### DATASET EXTRACT:
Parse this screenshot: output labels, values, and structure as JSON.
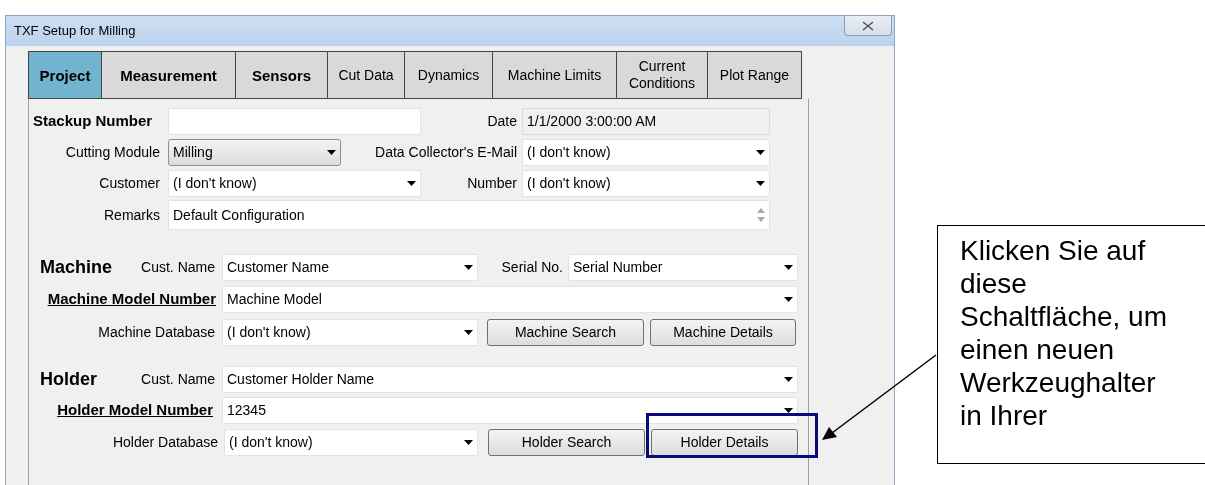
{
  "window": {
    "title": "TXF Setup for Milling"
  },
  "tabs": [
    {
      "label": "Project",
      "selected": true,
      "bold": true
    },
    {
      "label": "Measurement",
      "selected": false,
      "bold": true
    },
    {
      "label": "Sensors",
      "selected": false,
      "bold": true
    },
    {
      "label": "Cut Data",
      "selected": false,
      "bold": false
    },
    {
      "label": "Dynamics",
      "selected": false,
      "bold": false
    },
    {
      "label": "Machine Limits",
      "selected": false,
      "bold": false
    },
    {
      "label": "Current Conditions",
      "selected": false,
      "bold": false
    },
    {
      "label": "Plot Range",
      "selected": false,
      "bold": false
    }
  ],
  "form_rows": [
    [
      {
        "kind": "bold_label",
        "text": "Stackup Number"
      },
      {
        "kind": "text"
      },
      {
        "kind": "label",
        "text": "Date"
      },
      {
        "kind": "readonly",
        "value": "1/1/2000 3:00:00 AM"
      }
    ],
    [
      {
        "kind": "label",
        "text": "Cutting Module"
      },
      {
        "kind": "combo",
        "value": "Milling"
      },
      {
        "kind": "label",
        "text": "Data Collector's E-Mail"
      },
      {
        "kind": "dropdown",
        "value": "(I don't know)"
      }
    ],
    [
      {
        "kind": "label",
        "text": "Customer"
      },
      {
        "kind": "dropdown",
        "value": "(I don't know)"
      },
      {
        "kind": "label",
        "text": "Number"
      },
      {
        "kind": "dropdown",
        "value": "(I don't know)"
      }
    ],
    [
      {
        "kind": "label",
        "text": "Remarks"
      },
      {
        "kind": "memo",
        "value": "Default Configuration"
      }
    ],
    [
      {
        "kind": "heading",
        "text": "Machine"
      },
      {
        "kind": "label",
        "text": "Cust. Name"
      },
      {
        "kind": "dropdown",
        "value": "Customer Name"
      },
      {
        "kind": "label",
        "text": "Serial No."
      },
      {
        "kind": "dropdown",
        "value": "Serial Number"
      }
    ],
    [
      {
        "kind": "link_label",
        "text": "Machine Model Number"
      },
      {
        "kind": "dropdown",
        "value": "Machine Model"
      }
    ],
    [
      {
        "kind": "label",
        "text": "Machine Database"
      },
      {
        "kind": "dropdown",
        "value": "(I don't know)"
      },
      {
        "kind": "button",
        "text": "Machine Search",
        "highlighted": false
      },
      {
        "kind": "button",
        "text": "Machine Details",
        "highlighted": false
      }
    ],
    [
      {
        "kind": "heading",
        "text": "Holder"
      },
      {
        "kind": "label",
        "text": "Cust. Name"
      },
      {
        "kind": "dropdown",
        "value": "Customer Holder Name"
      }
    ],
    [
      {
        "kind": "link_label",
        "text": "Holder Model Number"
      },
      {
        "kind": "dropdown",
        "value": "12345"
      }
    ],
    [
      {
        "kind": "label",
        "text": "Holder Database"
      },
      {
        "kind": "dropdown",
        "value": "(I don't know)"
      },
      {
        "kind": "button",
        "text": "Holder Search",
        "highlighted": false
      },
      {
        "kind": "button",
        "text": "Holder Details",
        "highlighted": true
      }
    ]
  ],
  "callout": {
    "text": "Klicken Sie auf diese Schaltfläche, um einen neuen Werkzeughalter in Ihrer"
  }
}
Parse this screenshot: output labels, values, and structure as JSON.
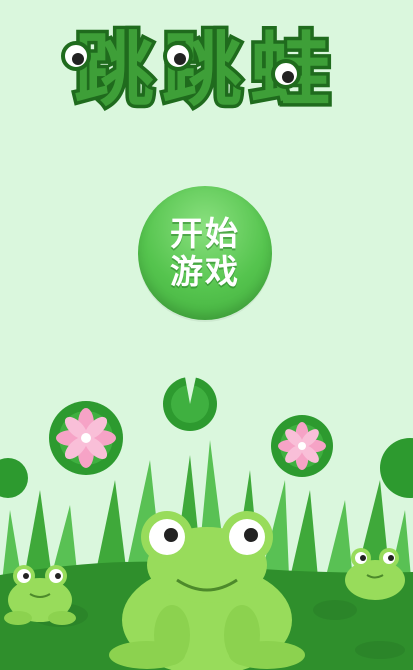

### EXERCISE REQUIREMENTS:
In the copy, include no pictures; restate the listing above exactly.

### RESPONSE TO THE EXERCISE:
Parse this screenshot: output labels, values, and structure as JSON.
{
  "window": {
    "title": "TXF Setup for Milling"
  },
  "tabs": [
    {
      "label": "Project",
      "selected": true,
      "bold": true
    },
    {
      "label": "Measurement",
      "selected": false,
      "bold": true
    },
    {
      "label": "Sensors",
      "selected": false,
      "bold": true
    },
    {
      "label": "Cut Data",
      "selected": false,
      "bold": false
    },
    {
      "label": "Dynamics",
      "selected": false,
      "bold": false
    },
    {
      "label": "Machine Limits",
      "selected": false,
      "bold": false
    },
    {
      "label": "Current Conditions",
      "selected": false,
      "bold": false
    },
    {
      "label": "Plot Range",
      "selected": false,
      "bold": false
    }
  ],
  "form_rows": [
    [
      {
        "kind": "bold_label",
        "text": "Stackup Number"
      },
      {
        "kind": "text"
      },
      {
        "kind": "label",
        "text": "Date"
      },
      {
        "kind": "readonly",
        "value": "1/1/2000 3:00:00 AM"
      }
    ],
    [
      {
        "kind": "label",
        "text": "Cutting Module"
      },
      {
        "kind": "combo",
        "value": "Milling"
      },
      {
        "kind": "label",
        "text": "Data Collector's E-Mail"
      },
      {
        "kind": "dropdown",
        "value": "(I don't know)"
      }
    ],
    [
      {
        "kind": "label",
        "text": "Customer"
      },
      {
        "kind": "dropdown",
        "value": "(I don't know)"
      },
      {
        "kind": "label",
        "text": "Number"
      },
      {
        "kind": "dropdown",
        "value": "(I don't know)"
      }
    ],
    [
      {
        "kind": "label",
        "text": "Remarks"
      },
      {
        "kind": "memo",
        "value": "Default Configuration"
      }
    ],
    [
      {
        "kind": "heading",
        "text": "Machine"
      },
      {
        "kind": "label",
        "text": "Cust. Name"
      },
      {
        "kind": "dropdown",
        "value": "Customer Name"
      },
      {
        "kind": "label",
        "text": "Serial No."
      },
      {
        "kind": "dropdown",
        "value": "Serial Number"
      }
    ],
    [
      {
        "kind": "link_label",
        "text": "Machine Model Number"
      },
      {
        "kind": "dropdown",
        "value": "Machine Model"
      }
    ],
    [
      {
        "kind": "label",
        "text": "Machine Database"
      },
      {
        "kind": "dropdown",
        "value": "(I don't know)"
      },
      {
        "kind": "button",
        "text": "Machine Search",
        "highlighted": false
      },
      {
        "kind": "button",
        "text": "Machine Details",
        "highlighted": false
      }
    ],
    [
      {
        "kind": "heading",
        "text": "Holder"
      },
      {
        "kind": "label",
        "text": "Cust. Name"
      },
      {
        "kind": "dropdown",
        "value": "Customer Holder Name"
      }
    ],
    [
      {
        "kind": "link_label",
        "text": "Holder Model Number"
      },
      {
        "kind": "dropdown",
        "value": "12345"
      }
    ],
    [
      {
        "kind": "label",
        "text": "Holder Database"
      },
      {
        "kind": "dropdown",
        "value": "(I don't know)"
      },
      {
        "kind": "button",
        "text": "Holder Search",
        "highlighted": false
      },
      {
        "kind": "button",
        "text": "Holder Details",
        "highlighted": true
      }
    ]
  ],
  "callout": {
    "text": "Klicken Sie auf diese Schaltfläche, um einen neuen Werkzeughalter in Ihrer"
  }
}
Parse this screenshot: output labels, values, and structure as JSON.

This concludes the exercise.